Not just anyone can work in energy generation, transmission and distribution. These industries call for skilled and capable people that have the requisite training, knowledge and awareness to ensure a safe and productive environment.
The types of tradespeople and technicians (see Trades or Technicians Careers) that support the clean energy sector come from electrical, mechanical or civil backgrounds. Pre-apprenticeships, apprenticeships and post-trade qualifications are all valued in the sector. These are usually supplemented by safety or competency training specific to the technology, site or industry.
The following table below shows the types of pathways that could be followed for some key roles in wind, solar and hydro.
|Example role||Relevant qualifications||Additional skills or licenses that could be required|
|Wind farm technician - electrical|
Certificate III in Electrotechnology Electrician (UEE30820)
The pathway to this could include a Certificate II in Electrotechnology (UEE22020) but could also be direct entry into the Certificate III
|Solar farm technician - electrical||Certificate III in Electrotechnology Electrician (UEE30820)|
|Small-scale solar and battery installer||Certificate III in Electrotechnology Electrician (UEE30820)|
|Wind farm technician – mechanical||Many of streams within the following qualifications could provide a solid foundation:|
Certificate III in Engineering - Composites Trade (MEM31119)
From late 2022, Federation University will be offering this qualification specifically tailored to the wind sector
|Hydro technician - mechanical||Certificate III in Engineering – Mechanical Trade (MEM30219)|
An electrical license is a highly versatile qualification that would allow mobility between different types of clean energy technologies and employers. A talented electrician might consider career pathways that include experience in high-voltage operation, electrical site supervision, management or as an area superintendent.
A mechanical trade, although not legally required, is a way to demonstrate engineering knowledge and technical aptitude to prospective employers in the clean energy sector. All employers will require upskilling specific to the industry and technology, but these will only supplement an existing trade.
A nationally accredited VET system ensures that wherever a student chooses to study for a vocation they will experience the same curriculum. For an apprenticeship, it is best to engage with employers or a Group Training Organisation close to home.
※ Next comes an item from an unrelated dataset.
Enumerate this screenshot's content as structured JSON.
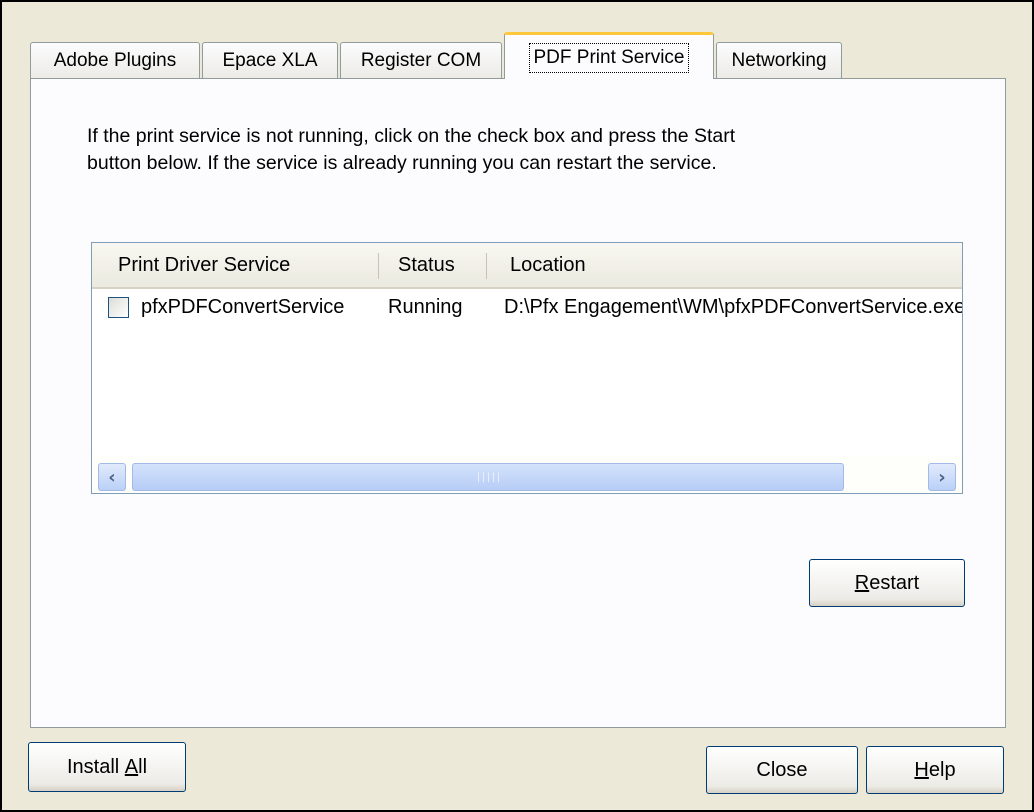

When looking at potential TAFEs and independent training organisations, it is important to check whether they have the desired qualification on scope and whether they are offering the electives that the student is interested in. Just because the units are on scope, does not mean that they are being offered – always check.
For a list of training centres offering units of competencies relevant to the design and installation of small-scale renewable energy systems (grid-connected and off-grid), visit the Clean Energy Council's website. The Clean Energy Council also provides training to help meet ongoing Continuous Professional Development requirements.
For post-trade training relevant to large-scale renewable energy, the employer will generally manage this through induction or upskilling as they require a certain standard.
For example, the Global Wind Organisation (GWO) has set a benchmark for the industry-acceptable safety standard for the wind sector. The standard outlines the requirements of certain training courses that are delivered by certified training providers. Upon completion of a GWO course, individuals receive a certificate that is accepted by all GWO member organisations as evidence of competence and knowledge of the safety standard.
Most of Australia’s wind power developers and operators are GWO members. Visit GWO's website for a list of GWO training providers.
Similarly, the Industrial Rope Access Trade Association (IRATA), instigated by the offshore oil and gas sector, is an internationally accepted qualification for rope access technicians.
It describes a safe method of work and provides ongoing professional support to technicians. It is used across many industries, including the wind sector.
IRATA qualification has three levels, with a certain number of on-rope working hours needed to demonstrate proficiency at each level. There are around 20 IRATA Approved Training centres in Australia. Visit IRATA’s website for more information.